July 11, 2011 at 4:51 pm

This Week in Music Apps: Speech-to-Songs, Pitch Analysis, Social Music Discovery

tunecrank this week in music appsThis Week In Music Apps has brought you a weekly injection of promising new music apps for iPhone, Android, and your web browser for almost two months now (check out the previous installments). Here’s the latest.

Apple iPhone

Cantiga (free): Music junkies take note: Cantiga makes it a little too easy to share summer jams with your friends.

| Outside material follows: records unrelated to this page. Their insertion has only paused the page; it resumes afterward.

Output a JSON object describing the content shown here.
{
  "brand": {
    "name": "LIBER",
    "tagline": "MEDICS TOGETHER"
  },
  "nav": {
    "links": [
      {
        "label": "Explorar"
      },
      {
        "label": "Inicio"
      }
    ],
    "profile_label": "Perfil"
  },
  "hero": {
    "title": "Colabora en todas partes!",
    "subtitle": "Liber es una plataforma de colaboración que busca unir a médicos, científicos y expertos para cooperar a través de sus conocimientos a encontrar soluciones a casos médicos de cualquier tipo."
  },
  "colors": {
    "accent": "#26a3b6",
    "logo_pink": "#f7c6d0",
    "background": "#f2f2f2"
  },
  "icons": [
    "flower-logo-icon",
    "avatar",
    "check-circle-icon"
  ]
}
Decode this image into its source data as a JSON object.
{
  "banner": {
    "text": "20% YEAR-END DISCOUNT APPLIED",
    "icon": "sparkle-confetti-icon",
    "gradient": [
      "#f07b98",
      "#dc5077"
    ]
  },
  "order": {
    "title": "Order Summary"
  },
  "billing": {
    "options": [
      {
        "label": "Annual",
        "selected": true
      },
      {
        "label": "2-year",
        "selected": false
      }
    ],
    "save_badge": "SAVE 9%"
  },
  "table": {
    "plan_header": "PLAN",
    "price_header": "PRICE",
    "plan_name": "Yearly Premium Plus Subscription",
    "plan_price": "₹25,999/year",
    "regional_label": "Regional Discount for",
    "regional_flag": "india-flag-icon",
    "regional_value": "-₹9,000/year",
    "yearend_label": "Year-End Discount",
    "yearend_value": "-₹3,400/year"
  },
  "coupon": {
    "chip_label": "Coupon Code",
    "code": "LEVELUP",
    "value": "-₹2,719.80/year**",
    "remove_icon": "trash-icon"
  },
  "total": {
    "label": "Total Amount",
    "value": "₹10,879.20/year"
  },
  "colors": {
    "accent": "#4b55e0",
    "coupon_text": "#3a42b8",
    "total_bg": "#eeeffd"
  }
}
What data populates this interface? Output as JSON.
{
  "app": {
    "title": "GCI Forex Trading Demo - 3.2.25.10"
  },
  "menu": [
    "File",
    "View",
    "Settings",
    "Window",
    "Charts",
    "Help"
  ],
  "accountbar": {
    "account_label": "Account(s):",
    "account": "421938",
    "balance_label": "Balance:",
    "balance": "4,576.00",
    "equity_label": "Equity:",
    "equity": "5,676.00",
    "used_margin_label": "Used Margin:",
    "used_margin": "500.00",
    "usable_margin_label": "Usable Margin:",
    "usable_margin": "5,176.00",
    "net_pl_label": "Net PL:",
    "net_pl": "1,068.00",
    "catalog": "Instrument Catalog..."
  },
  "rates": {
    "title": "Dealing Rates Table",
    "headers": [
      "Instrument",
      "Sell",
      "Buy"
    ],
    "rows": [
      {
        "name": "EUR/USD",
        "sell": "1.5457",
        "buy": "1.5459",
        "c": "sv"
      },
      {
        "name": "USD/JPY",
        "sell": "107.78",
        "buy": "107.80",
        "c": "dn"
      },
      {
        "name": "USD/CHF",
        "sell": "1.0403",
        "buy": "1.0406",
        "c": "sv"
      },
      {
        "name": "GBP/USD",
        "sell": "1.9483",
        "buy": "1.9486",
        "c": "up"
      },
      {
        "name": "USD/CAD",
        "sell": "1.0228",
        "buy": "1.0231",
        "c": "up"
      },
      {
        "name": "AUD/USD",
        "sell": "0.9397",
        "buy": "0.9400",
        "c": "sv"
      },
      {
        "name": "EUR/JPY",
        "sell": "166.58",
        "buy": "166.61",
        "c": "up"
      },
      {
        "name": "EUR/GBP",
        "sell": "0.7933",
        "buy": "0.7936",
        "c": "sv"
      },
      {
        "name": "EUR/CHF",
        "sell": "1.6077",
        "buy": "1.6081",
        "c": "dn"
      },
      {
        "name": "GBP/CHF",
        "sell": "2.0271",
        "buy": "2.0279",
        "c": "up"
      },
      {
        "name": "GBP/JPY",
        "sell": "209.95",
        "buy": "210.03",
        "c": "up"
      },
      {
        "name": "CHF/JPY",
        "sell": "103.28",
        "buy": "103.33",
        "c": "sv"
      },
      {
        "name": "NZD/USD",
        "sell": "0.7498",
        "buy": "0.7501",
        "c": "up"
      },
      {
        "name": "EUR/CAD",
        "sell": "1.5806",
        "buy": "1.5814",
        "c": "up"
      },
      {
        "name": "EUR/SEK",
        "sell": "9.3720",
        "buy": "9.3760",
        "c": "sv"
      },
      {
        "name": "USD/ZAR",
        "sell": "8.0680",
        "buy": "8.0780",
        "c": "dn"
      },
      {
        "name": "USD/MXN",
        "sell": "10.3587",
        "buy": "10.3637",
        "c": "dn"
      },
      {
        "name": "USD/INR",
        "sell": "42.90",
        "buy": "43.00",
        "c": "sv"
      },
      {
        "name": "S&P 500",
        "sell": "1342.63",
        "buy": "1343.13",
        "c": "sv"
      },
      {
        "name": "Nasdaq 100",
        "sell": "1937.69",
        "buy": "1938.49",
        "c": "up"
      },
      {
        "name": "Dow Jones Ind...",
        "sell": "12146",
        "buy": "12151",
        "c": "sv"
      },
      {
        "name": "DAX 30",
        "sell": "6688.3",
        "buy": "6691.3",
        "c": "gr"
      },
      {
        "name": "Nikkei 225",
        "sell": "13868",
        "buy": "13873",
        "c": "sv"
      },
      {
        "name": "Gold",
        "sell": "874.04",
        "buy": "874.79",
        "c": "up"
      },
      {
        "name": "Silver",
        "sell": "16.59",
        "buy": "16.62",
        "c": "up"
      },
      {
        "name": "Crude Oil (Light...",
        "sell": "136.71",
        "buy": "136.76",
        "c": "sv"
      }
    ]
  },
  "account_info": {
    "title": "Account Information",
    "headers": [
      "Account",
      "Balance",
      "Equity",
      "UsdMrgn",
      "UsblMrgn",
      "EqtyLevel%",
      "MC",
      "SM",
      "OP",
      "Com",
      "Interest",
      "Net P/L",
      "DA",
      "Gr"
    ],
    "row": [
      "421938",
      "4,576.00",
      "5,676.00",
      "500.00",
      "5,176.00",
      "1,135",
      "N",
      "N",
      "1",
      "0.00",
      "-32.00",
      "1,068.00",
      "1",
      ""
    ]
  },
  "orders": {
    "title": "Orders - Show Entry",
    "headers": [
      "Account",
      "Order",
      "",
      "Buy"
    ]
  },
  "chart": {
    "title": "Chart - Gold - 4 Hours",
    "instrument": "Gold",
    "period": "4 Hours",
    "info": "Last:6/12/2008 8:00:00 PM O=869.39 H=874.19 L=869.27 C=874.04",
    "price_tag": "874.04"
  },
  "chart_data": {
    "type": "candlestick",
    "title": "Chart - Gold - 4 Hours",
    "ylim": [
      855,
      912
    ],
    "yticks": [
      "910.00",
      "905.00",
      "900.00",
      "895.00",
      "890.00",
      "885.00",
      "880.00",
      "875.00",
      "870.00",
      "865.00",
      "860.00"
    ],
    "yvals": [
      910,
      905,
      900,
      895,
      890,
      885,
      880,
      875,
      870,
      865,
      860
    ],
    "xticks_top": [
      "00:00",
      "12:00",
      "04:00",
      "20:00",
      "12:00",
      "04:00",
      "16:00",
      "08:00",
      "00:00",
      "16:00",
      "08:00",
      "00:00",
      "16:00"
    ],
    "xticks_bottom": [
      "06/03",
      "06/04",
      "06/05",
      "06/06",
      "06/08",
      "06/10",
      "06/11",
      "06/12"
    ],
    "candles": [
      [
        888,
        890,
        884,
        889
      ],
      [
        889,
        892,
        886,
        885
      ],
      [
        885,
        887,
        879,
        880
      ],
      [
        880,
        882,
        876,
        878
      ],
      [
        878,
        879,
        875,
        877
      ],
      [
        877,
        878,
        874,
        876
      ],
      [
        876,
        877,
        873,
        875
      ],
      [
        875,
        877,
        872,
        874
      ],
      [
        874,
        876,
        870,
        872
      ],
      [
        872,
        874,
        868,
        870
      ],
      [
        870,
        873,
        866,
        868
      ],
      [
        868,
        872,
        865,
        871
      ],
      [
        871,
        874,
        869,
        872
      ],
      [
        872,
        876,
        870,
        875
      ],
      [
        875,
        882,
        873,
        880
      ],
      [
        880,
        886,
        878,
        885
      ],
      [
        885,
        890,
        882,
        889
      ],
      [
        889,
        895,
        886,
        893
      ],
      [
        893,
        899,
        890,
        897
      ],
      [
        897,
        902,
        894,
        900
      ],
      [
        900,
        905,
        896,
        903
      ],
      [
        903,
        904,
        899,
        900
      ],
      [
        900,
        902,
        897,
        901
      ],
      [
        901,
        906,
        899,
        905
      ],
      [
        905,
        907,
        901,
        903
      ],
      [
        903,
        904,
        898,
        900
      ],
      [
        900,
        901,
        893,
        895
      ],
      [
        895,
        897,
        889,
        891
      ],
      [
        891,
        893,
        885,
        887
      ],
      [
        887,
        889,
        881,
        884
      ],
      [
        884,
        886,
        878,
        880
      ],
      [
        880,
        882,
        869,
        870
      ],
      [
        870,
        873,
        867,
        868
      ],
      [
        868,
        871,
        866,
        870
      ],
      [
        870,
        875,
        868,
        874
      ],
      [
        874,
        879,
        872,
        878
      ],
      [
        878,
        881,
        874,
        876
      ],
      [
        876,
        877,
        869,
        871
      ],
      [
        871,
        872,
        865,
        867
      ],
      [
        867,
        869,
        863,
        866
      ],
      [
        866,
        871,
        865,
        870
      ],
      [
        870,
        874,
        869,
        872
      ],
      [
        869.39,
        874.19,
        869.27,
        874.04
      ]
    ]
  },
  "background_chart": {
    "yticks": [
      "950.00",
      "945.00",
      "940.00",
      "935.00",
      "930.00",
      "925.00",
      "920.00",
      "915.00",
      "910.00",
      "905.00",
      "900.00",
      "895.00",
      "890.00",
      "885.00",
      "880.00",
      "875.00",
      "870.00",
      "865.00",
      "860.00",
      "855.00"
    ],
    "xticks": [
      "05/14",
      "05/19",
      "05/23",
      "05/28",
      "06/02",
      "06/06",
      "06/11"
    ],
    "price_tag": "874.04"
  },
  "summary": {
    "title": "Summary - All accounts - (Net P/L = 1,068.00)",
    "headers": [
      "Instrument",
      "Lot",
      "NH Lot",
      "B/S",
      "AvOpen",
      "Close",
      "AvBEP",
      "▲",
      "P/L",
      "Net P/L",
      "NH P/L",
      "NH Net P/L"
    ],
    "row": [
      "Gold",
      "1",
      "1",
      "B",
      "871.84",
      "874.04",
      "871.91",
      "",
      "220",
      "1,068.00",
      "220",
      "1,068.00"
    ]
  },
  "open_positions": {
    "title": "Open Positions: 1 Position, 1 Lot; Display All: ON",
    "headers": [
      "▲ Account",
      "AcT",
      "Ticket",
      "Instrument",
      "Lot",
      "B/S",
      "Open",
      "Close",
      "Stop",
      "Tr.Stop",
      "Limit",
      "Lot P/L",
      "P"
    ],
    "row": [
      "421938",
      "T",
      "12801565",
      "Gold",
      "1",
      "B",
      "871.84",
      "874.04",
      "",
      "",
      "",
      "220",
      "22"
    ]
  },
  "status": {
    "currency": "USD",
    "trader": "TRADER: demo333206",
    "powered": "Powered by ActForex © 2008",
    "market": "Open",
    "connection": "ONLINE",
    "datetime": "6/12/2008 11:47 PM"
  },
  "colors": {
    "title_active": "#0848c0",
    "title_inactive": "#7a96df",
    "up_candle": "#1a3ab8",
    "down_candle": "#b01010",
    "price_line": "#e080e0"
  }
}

Just double click or tap to share a track via e-mail or social networks like Facebook and Twitter, with options to personalize your message with a quote from the song lyrics.

The Guitar God ($3): One of the many guitar apps populating the app store these days, The Guitar God helps musicians looking to buff up on chord and scale shapes on the go. The app comes with a massive chord library of over 1,500 chords, with numbered finger placement markers and chord playback to ensure you’re fingering the chords correctly. 130 scale charts and a large fretboard will have you practicing finger placement with simple, easy to follow diagrams, and even practice tracks. You also get a pretty decent chromatic tuner as part of the deal. (See more musicians’ tools for the iPhone.)

songifySongify (free): We doubt you’ve been seeking an app to turn anything you say into music, because, well, why would you be? Does such a thing even exist? It does — and in fact, it’s suddenly the most popular free app in iTunes. Simply install Songify on your iPhone and speak into your phone — no need to sing, the way you do with Songify’s cousin, LaDiDa — and the app turns your tuneless ramblings directly into a song that you can share on Facebook, Twitter or email. We haven’t seen anything else like it — and, again, it’s free.

iLollapalooza (free): With Lollapalooza fast approaching this August, you may want to snag the festival’s official app to keep you up on all the latest developments. Keep track of all 130 artists playing this year’s festival with a simple, easily navigable iPhone app that lets you view line-up info, create a personalized event schedule; watch music videos from Lollapalooza 2011 artists; and follow artists’ Twitter feeds directly.

Google Android

Sonos Widget (free): We couldn’t go a day without the Sonos digital music system at our office, which lets you play local music and a variety of music services. We rock a collaborative playlist pretty much all day long. This Android app allows Sonos users to control playback and volume straight from your phone (Sonos also has its own Android app).

Droid DJ Lite (free): This Android DJ app gives the DJs among us full pitch controls, automatic pitch set, BMP counters, and crossfading options to sync tracks between two visual mixing decks. Just load up a couple tracks and mix away on your Android smartphone — or, even better, tablet.

AudioSpectrumMonitor (free): This helpful app lets you see the pitch spectrum for any sound captured by your Android phone’s microphone, in real time. If you know what that means, you probably want this app. It differs from typical frequency spectrograms, which give readouts in Hertz, by displaying the actual pitches as a graph of equal tempered musical tones (lettered pitch name with a span of up to five octaves). This allows musicians to identify notes and view the closest musical pitch collection of any sound — musical or otherwise. Wondering about the exact tonal components of that jackhammer outside your window? Wonder no more.

Volume+ ($1.58): This app takes your Android’s volume level from 10 to 11, literally, by boosting the phone’s output to higher levels as well as enhancing the stereo field, should you desire. As with any apps that push the potential of your device beyond the manufacturer’s ratings, we recommend caution here. Setting the volume low until you can accurately gauge your phone’s limits will prevent damage to your speakers, warns the developer.

Web Apps

SongSprite (free): SongSprite lets users build playlists from YouTube URLs and share them with friends, who can then add their own tracks to the mix — just like Spotify’s collaborative playlist feature, except without the listening limits or need for payment. Changes happen in real time, so there’s no need to refresh to see new additions. When you’ve created the perfect mix, you can easily share the SongSprite URL in any way you see fit, or post it from within the web app with the built-in Facebook, Twitter, Reddit, and Stumbleupon integration.

TuneCrank (free; pictured at the top): For those whose tastes fall outside the mainstream, TuneCrank ranks and streams thousands of great independent tracks for you to discover and enjoy. Users can view songs by all-time highest ranking, newness, or how fast they are moving up the rankings. The web app archives “number ones” from previous weeks, too, so you can keep track of even more hot tracks missing from the more mainstream hit parades.